• Task goal:
Exact copies of the records below are required.

** Listed records follows **

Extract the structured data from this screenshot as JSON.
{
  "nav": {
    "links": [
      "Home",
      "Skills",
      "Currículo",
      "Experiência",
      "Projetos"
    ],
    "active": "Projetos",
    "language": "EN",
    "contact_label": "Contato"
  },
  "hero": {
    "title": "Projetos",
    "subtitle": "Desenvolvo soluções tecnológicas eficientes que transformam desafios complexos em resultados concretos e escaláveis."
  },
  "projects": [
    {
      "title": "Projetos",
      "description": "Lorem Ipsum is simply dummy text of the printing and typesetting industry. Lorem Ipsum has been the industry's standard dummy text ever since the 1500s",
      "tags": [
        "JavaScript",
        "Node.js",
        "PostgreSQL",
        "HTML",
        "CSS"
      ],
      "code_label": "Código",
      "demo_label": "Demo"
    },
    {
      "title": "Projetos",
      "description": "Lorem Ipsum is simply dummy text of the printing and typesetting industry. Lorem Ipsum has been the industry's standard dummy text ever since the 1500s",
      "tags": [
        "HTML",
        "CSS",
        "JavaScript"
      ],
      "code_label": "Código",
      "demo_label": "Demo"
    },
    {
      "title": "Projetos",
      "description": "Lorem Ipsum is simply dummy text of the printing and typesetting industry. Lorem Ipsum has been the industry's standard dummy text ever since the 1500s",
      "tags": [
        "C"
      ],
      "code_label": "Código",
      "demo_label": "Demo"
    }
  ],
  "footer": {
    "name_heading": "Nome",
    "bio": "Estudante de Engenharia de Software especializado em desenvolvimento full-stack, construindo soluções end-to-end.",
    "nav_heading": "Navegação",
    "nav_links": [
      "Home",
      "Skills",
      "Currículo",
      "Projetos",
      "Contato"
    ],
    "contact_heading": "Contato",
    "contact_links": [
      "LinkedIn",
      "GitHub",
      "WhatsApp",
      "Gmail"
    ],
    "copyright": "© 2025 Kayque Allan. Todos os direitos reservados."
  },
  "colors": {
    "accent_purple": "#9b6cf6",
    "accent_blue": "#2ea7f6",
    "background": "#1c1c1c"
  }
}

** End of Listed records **

• Written solution:
Extract the structured data from this screenshot as JSON.
{
  "nav": {
    "links": [
      "Home",
      "Skills",
      "Currículo",
      "Experiência",
      "Projetos"
    ],
    "active": "Projetos",
    "language": "EN",
    "contact_label": "Contato"
  },
  "hero": {
    "title": "Projetos",
    "subtitle": "Desenvolvo soluções tecnológicas eficientes que transformam desafios complexos em resultados concretos e escaláveis."
  },
  "projects": [
    {
      "title": "Projetos",
      "description": "Lorem Ipsum is simply dummy text of the printing and typesetting industry. Lorem Ipsum has been the industry's standard dummy text ever since the 1500s",
      "tags": [
        "JavaScript",
        "Node.js",
        "PostgreSQL",
        "HTML",
        "CSS"
      ],
      "code_label": "Código",
      "demo_label": "Demo"
    },
    {
      "title": "Projetos",
      "description": "Lorem Ipsum is simply dummy text of the printing and typesetting industry. Lorem Ipsum has been the industry's standard dummy text ever since the 1500s",
      "tags": [
        "HTML",
        "CSS",
        "JavaScript"
      ],
      "code_label": "Código",
      "demo_label": "Demo"
    },
    {
      "title": "Projetos",
      "description": "Lorem Ipsum is simply dummy text of the printing and typesetting industry. Lorem Ipsum has been the industry's standard dummy text ever since the 1500s",
      "tags": [
        "C"
      ],
      "code_label": "Código",
      "demo_label": "Demo"
    }
  ],
  "footer": {
    "name_heading": "Nome",
    "bio": "Estudante de Engenharia de Software especializado em desenvolvimento full-stack, construindo soluções end-to-end.",
    "nav_heading": "Navegação",
    "nav_links": [
      "Home",
      "Skills",
      "Currículo",
      "Projetos",
      "Contato"
    ],
    "contact_heading": "Contato",
    "contact_links": [
      "LinkedIn",
      "GitHub",
      "WhatsApp",
      "Gmail"
    ],
    "copyright": "© 2025 Kayque Allan. Todos os direitos reservados."
  },
  "colors": {
    "accent_purple": "#9b6cf6",
    "accent_blue": "#2ea7f6",
    "background": "#1c1c1c"
  }
}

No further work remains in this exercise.